◆ **TASK PROMPT**
Print the data exactly as it appears, keeping every word.
======== WORKING DATA
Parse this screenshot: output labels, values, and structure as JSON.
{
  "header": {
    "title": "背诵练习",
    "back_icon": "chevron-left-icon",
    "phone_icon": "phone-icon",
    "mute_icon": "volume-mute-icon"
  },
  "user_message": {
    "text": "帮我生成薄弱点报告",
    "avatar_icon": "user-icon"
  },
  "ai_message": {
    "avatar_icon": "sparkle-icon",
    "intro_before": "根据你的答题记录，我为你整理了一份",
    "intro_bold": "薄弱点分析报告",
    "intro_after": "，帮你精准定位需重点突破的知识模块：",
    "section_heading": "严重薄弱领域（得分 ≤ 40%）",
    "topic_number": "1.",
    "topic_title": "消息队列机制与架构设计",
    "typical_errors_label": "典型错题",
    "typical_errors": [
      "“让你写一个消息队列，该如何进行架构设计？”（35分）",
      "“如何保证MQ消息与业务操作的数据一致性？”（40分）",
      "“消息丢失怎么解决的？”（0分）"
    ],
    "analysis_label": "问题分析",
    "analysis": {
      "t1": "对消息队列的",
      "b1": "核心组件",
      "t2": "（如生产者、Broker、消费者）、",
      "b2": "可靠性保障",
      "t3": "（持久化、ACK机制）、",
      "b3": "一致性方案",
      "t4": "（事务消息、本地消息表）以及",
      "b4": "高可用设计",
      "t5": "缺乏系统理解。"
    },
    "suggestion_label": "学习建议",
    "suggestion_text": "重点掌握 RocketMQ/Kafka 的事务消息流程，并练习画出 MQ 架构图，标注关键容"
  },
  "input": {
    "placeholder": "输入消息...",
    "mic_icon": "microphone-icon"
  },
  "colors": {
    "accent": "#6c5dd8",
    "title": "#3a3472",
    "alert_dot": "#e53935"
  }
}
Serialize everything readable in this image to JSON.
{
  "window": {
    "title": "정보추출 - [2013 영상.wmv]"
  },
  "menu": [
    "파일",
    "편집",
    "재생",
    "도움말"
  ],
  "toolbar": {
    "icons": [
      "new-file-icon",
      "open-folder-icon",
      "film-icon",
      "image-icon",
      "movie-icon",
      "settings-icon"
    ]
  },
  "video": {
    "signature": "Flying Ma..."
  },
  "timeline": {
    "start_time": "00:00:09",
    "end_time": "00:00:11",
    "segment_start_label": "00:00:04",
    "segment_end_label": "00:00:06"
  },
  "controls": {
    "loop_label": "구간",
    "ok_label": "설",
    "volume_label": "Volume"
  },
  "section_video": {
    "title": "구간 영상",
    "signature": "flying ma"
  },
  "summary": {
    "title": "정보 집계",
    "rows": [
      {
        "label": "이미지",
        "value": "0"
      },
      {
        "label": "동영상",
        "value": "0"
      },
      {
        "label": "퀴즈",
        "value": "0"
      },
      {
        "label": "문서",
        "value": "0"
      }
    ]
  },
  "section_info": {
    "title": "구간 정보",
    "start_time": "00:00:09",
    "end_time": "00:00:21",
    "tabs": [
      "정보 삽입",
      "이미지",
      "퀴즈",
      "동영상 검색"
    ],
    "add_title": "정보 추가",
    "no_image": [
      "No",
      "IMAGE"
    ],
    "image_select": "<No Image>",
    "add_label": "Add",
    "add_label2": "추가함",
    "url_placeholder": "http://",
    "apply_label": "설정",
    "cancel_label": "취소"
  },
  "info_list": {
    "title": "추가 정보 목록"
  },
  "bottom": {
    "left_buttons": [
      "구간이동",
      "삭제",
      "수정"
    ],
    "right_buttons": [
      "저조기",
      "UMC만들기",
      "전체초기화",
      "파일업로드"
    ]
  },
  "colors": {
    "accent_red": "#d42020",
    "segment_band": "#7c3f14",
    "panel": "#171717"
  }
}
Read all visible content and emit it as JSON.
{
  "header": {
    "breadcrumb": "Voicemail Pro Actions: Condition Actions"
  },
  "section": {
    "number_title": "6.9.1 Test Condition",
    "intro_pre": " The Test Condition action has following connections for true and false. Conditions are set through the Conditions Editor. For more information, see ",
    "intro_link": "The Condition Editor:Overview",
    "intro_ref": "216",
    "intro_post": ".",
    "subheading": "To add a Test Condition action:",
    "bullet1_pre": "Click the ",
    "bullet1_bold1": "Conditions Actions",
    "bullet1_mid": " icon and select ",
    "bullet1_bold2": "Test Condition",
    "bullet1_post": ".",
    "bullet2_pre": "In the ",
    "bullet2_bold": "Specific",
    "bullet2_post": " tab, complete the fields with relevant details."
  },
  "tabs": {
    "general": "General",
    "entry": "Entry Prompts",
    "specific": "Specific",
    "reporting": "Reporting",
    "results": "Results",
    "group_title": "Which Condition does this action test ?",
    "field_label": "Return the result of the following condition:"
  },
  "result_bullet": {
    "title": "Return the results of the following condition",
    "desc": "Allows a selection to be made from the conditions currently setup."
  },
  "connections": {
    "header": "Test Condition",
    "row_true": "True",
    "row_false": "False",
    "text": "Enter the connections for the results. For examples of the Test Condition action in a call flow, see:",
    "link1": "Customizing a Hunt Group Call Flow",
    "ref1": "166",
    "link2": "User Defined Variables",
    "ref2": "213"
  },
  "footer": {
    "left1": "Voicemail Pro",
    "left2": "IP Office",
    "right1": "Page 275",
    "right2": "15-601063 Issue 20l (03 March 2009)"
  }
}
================
◆ **FINISHED TASK**
Parse this screenshot: output labels, values, and structure as JSON.
{
  "header": {
    "title": "背诵练习",
    "back_icon": "chevron-left-icon",
    "phone_icon": "phone-icon",
    "mute_icon": "volume-mute-icon"
  },
  "user_message": {
    "text": "帮我生成薄弱点报告",
    "avatar_icon": "user-icon"
  },
  "ai_message": {
    "avatar_icon": "sparkle-icon",
    "intro_before": "根据你的答题记录，我为你整理了一份",
    "intro_bold": "薄弱点分析报告",
    "intro_after": "，帮你精准定位需重点突破的知识模块：",
    "section_heading": "严重薄弱领域（得分 ≤ 40%）",
    "topic_number": "1.",
    "topic_title": "消息队列机制与架构设计",
    "typical_errors_label": "典型错题",
    "typical_errors": [
      "“让你写一个消息队列，该如何进行架构设计？”（35分）",
      "“如何保证MQ消息与业务操作的数据一致性？”（40分）",
      "“消息丢失怎么解决的？”（0分）"
    ],
    "analysis_label": "问题分析",
    "analysis": {
      "t1": "对消息队列的",
      "b1": "核心组件",
      "t2": "（如生产者、Broker、消费者）、",
      "b2": "可靠性保障",
      "t3": "（持久化、ACK机制）、",
      "b3": "一致性方案",
      "t4": "（事务消息、本地消息表）以及",
      "b4": "高可用设计",
      "t5": "缺乏系统理解。"
    },
    "suggestion_label": "学习建议",
    "suggestion_text": "重点掌握 RocketMQ/Kafka 的事务消息流程，并练习画出 MQ 架构图，标注关键容"
  },
  "input": {
    "placeholder": "输入消息...",
    "mic_icon": "microphone-icon"
  },
  "colors": {
    "accent": "#6c5dd8",
    "title": "#3a3472",
    "alert_dot": "#e53935"
  }
}
Serialize everything readable in this image to JSON.
{
  "window": {
    "title": "정보추출 - [2013 영상.wmv]"
  },
  "menu": [
    "파일",
    "편집",
    "재생",
    "도움말"
  ],
  "toolbar": {
    "icons": [
      "new-file-icon",
      "open-folder-icon",
      "film-icon",
      "image-icon",
      "movie-icon",
      "settings-icon"
    ]
  },
  "video": {
    "signature": "Flying Ma..."
  },
  "timeline": {
    "start_time": "00:00:09",
    "end_time": "00:00:11",
    "segment_start_label": "00:00:04",
    "segment_end_label": "00:00:06"
  },
  "controls": {
    "loop_label": "구간",
    "ok_label": "설",
    "volume_label": "Volume"
  },
  "section_video": {
    "title": "구간 영상",
    "signature": "flying ma"
  },
  "summary": {
    "title": "정보 집계",
    "rows": [
      {
        "label": "이미지",
        "value": "0"
      },
      {
        "label": "동영상",
        "value": "0"
      },
      {
        "label": "퀴즈",
        "value": "0"
      },
      {
        "label": "문서",
        "value": "0"
      }
    ]
  },
  "section_info": {
    "title": "구간 정보",
    "start_time": "00:00:09",
    "end_time": "00:00:21",
    "tabs": [
      "정보 삽입",
      "이미지",
      "퀴즈",
      "동영상 검색"
    ],
    "add_title": "정보 추가",
    "no_image": [
      "No",
      "IMAGE"
    ],
    "image_select": "<No Image>",
    "add_label": "Add",
    "add_label2": "추가함",
    "url_placeholder": "http://",
    "apply_label": "설정",
    "cancel_label": "취소"
  },
  "info_list": {
    "title": "추가 정보 목록"
  },
  "bottom": {
    "left_buttons": [
      "구간이동",
      "삭제",
      "수정"
    ],
    "right_buttons": [
      "저조기",
      "UMC만들기",
      "전체초기화",
      "파일업로드"
    ]
  },
  "colors": {
    "accent_red": "#d42020",
    "segment_band": "#7c3f14",
    "panel": "#171717"
  }
}
Read all visible content and emit it as JSON.
{
  "header": {
    "breadcrumb": "Voicemail Pro Actions: Condition Actions"
  },
  "section": {
    "number_title": "6.9.1 Test Condition",
    "intro_pre": " The Test Condition action has following connections for true and false. Conditions are set through the Conditions Editor. For more information, see ",
    "intro_link": "The Condition Editor:Overview",
    "intro_ref": "216",
    "intro_post": ".",
    "subheading": "To add a Test Condition action:",
    "bullet1_pre": "Click the ",
    "bullet1_bold1": "Conditions Actions",
    "bullet1_mid": " icon and select ",
    "bullet1_bold2": "Test Condition",
    "bullet1_post": ".",
    "bullet2_pre": "In the ",
    "bullet2_bold": "Specific",
    "bullet2_post": " tab, complete the fields with relevant details."
  },
  "tabs": {
    "general": "General",
    "entry": "Entry Prompts",
    "specific": "Specific",
    "reporting": "Reporting",
    "results": "Results",
    "group_title": "Which Condition does this action test ?",
    "field_label": "Return the result of the following condition:"
  },
  "result_bullet": {
    "title": "Return the results of the following condition",
    "desc": "Allows a selection to be made from the conditions currently setup."
  },
  "connections": {
    "header": "Test Condition",
    "row_true": "True",
    "row_false": "False",
    "text": "Enter the connections for the results. For examples of the Test Condition action in a call flow, see:",
    "link1": "Customizing a Hunt Group Call Flow",
    "ref1": "166",
    "link2": "User Defined Variables",
    "ref2": "213"
  },
  "footer": {
    "left1": "Voicemail Pro",
    "left2": "IP Office",
    "right1": "Page 275",
    "right2": "15-601063 Issue 20l (03 March 2009)"
  }
}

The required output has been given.